YOUR INSTRUCTIONS
Copy every line of the entries that includes the word "text".

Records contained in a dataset
★ ★ ★ ★ ★ ★ ★
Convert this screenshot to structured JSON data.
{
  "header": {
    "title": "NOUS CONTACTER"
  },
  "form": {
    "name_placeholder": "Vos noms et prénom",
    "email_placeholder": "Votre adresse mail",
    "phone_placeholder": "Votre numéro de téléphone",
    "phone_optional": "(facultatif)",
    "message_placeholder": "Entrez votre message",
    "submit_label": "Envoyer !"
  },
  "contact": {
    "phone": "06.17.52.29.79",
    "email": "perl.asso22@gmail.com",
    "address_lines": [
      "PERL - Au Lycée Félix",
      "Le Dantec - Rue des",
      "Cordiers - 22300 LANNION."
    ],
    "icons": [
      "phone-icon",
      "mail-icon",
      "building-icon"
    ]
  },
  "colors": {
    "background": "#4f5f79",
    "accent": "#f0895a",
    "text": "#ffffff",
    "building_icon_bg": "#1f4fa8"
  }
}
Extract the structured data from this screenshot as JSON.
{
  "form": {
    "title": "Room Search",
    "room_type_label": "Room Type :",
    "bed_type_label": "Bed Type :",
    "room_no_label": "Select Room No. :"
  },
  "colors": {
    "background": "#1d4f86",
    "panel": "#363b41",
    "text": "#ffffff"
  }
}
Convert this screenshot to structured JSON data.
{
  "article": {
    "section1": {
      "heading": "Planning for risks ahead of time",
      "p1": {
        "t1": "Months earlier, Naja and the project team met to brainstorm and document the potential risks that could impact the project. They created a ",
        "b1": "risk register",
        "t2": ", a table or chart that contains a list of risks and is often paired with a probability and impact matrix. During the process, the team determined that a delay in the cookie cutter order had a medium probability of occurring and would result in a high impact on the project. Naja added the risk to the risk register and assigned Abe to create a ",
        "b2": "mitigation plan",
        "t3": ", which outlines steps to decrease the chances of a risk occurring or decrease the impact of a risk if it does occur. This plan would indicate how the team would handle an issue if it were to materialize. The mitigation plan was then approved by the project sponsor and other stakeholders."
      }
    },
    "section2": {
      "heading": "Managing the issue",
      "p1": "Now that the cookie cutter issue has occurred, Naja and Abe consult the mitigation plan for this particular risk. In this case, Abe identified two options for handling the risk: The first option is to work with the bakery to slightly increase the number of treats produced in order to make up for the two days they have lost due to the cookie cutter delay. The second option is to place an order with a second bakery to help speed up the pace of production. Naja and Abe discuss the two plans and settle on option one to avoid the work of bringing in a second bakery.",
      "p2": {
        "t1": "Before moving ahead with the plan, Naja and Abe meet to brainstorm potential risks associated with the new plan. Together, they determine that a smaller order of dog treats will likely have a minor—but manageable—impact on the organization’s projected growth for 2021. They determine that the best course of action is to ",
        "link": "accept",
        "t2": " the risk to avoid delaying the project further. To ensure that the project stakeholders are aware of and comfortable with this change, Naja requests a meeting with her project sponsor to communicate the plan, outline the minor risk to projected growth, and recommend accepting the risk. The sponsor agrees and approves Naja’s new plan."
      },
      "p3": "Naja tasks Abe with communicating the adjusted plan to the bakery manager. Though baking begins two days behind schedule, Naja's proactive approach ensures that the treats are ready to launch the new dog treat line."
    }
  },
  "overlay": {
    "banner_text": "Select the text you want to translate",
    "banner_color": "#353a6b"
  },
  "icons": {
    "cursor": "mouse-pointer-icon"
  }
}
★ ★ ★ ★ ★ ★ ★
RESPONSE TO THIS EXERCISE
    "text": "#ffffff",
    "text": "#ffffff"
    "banner_text": "Select the text you want to translate",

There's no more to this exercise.